“Marketers need to first secure people’s trust, trust should be a priority. And it’s certainly a priority for us here at Meta, we know the advertising landscape is changing,” said Timms, speaking at Meta’s Social Trends and Shaping Business in 2022 and Beyond event today (14 December).
“And we know and we fully support the push to give people more control about how their data is used to target ads. In the long term, we want to drive the privacy agenda forward by building a personalised advertising ecosystem that relies on less data.”
She called the future of privacy an “industry-wide concern”, which can only be resolved through collaboration between advertisers, governments and other social media platforms.
The way we do marketing depends on people trusting us with data. The more they lose trust, the harder it will be to do good marketing.
Carrie Timms, Meta
Keen to highlight the social media company’s progress in this regard, Timms pointed out Meta is currently in partnership with initiatives such as the Partnership for Responsible Addressable Media, the World Wide Web Consortium and the World Federation of Advertisers.

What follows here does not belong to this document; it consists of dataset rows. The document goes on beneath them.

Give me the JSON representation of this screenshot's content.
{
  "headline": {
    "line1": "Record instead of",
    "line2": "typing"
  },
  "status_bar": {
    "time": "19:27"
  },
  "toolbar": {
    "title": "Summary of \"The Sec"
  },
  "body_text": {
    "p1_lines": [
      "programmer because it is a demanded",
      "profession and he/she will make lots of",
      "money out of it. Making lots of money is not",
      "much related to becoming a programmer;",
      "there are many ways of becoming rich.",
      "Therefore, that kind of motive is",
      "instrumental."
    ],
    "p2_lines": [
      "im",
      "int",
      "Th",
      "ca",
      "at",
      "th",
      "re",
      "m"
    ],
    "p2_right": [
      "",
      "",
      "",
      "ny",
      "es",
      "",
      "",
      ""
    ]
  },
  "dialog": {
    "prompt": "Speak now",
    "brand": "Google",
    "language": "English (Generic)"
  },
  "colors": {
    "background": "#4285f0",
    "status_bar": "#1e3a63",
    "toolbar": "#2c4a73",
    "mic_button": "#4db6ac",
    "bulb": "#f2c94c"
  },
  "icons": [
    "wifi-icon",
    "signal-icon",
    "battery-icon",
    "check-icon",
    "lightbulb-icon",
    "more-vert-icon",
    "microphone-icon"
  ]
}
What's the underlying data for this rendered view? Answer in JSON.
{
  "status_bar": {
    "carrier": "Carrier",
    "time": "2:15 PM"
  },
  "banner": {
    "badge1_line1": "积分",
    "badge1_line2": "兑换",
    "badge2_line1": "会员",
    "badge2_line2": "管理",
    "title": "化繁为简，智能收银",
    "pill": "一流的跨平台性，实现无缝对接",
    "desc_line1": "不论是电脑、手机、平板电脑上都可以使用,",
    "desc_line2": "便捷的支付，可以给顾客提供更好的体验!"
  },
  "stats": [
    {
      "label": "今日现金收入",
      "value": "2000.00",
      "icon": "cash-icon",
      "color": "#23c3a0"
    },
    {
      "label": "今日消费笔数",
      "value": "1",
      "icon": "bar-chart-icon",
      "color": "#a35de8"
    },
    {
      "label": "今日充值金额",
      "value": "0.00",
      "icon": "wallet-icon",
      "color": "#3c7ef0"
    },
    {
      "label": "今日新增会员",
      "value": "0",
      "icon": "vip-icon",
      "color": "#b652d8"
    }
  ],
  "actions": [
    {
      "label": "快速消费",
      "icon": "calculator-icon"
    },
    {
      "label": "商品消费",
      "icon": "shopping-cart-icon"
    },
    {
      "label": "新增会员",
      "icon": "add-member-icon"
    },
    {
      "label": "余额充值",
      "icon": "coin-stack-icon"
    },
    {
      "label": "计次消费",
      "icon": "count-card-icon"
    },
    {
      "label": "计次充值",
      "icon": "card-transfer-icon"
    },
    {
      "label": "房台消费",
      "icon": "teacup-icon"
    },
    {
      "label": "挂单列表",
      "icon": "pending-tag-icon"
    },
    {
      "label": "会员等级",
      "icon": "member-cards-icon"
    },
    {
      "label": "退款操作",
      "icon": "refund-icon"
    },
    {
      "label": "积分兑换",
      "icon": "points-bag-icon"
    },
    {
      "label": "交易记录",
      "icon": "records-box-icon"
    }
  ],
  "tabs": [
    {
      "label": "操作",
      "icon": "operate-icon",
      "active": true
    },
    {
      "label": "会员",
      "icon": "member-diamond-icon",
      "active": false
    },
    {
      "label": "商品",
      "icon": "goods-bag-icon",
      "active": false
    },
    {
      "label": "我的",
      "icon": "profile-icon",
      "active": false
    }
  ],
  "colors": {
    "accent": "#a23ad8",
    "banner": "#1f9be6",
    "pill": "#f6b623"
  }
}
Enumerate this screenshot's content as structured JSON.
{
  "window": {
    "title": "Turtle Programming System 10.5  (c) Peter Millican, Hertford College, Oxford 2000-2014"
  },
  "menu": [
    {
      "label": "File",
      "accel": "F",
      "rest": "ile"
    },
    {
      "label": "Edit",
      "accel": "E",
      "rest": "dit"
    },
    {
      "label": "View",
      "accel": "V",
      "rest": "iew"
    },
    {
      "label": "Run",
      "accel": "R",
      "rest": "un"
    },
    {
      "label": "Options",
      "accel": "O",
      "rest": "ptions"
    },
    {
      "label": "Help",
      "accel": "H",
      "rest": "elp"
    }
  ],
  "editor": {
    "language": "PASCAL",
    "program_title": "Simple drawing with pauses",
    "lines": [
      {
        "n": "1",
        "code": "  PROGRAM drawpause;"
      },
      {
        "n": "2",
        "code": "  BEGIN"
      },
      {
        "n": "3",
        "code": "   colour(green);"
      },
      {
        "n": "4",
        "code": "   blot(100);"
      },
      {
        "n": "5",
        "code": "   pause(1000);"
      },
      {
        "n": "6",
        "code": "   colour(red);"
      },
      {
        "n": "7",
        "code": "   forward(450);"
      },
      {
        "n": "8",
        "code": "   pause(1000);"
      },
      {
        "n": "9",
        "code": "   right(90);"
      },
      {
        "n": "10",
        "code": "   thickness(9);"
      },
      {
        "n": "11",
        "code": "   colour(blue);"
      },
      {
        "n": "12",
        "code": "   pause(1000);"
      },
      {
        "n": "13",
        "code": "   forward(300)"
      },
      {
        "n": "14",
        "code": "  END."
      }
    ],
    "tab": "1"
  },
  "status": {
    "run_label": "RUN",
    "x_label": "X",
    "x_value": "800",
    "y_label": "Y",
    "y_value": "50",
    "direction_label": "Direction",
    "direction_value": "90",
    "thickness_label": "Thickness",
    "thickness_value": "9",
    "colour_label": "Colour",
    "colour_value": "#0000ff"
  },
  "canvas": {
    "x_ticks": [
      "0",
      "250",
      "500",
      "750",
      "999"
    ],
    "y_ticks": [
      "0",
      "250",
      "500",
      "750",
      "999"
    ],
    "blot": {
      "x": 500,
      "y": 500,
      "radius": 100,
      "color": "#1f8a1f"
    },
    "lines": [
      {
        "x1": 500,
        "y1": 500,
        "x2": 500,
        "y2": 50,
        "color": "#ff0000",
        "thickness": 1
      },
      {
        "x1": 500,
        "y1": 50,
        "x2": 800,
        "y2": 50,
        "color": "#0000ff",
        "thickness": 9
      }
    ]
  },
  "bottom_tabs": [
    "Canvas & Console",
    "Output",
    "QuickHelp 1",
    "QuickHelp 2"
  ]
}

“Now, you might be surprised to hear this from me. But allow me to explain why I and others at Meta are passionate about trust. We’ve seen that during the pandemic, trust has become more important than ever to consumers,” said Timms.
She pointed to user trust being a “powerful force” that made the global Covid vaccine rollout successful, adding that trust is now the second most important reason for consumer purchases, according to the Edelman Trust Barometer report.
“I believe that building and keeping trust will be critical to the success of marketing in the years ahead. That’s because the way we do marketing depends on people trusting us with data. The more they lose trust, the harder it will be to do good marketing,” said Timms.
Personalisation meets purpose
Meta regards personalisation as a key asset, particularly beneficial to small businesses who don’t possess huge budgets. Three out of four small businesses feel personalised advertising is important to the success of their business, said Timms citing a Deloitte report.
“This phenomenon has been accelerated by the pandemic, when more people experience online personalisation than ever before,” she added.
But personalisation can go wrong, which has the potential to be detrimental for brands by decimating trust.
“When done wrong personalisation doesn’t add value and people notice. Nobody likes to be followed around the internet by ads for that pair of socks that you looked at once, or indeed already bought,” said Timms.
When it comes to purpose, she understands consumers are more “educated and observant” and it is not enough for a brand to simply conduct more campaigns on sustainability and social justice.
In the long term, we want to drive the privacy agenda forward by building a personalised advertising ecosystem that relies on less data.
Carrie Timms, Meta
One brand which used Meta’s social platforms to successfully unite personalisation and purpose is earplug producer Flare Audio. The brand targeted its ads at people with autism, as those with the condition are more sensitive to loud noises.
The brand commissioned an illustrator who herself is autistic and whose work reflects what those with the condition feel. The activation led to a 30% increase in sales.
“A positive response is a great example of the power of purpose done right. This brand was able to build enormous trust by having a great product and by marketing it in a thoughtful way,” said Timms.
She believes that purpose and personalisation working hand-in-hand is the future of marketing.
“You’ve all heard the saying ‘Trust the process’. Marketers heading into 2022 and beyond, I would say let’s change it up and say ‘Trust is the process’,” Timms added. “It’s a process which will bring value to our brands, our customers and society in the years to come.”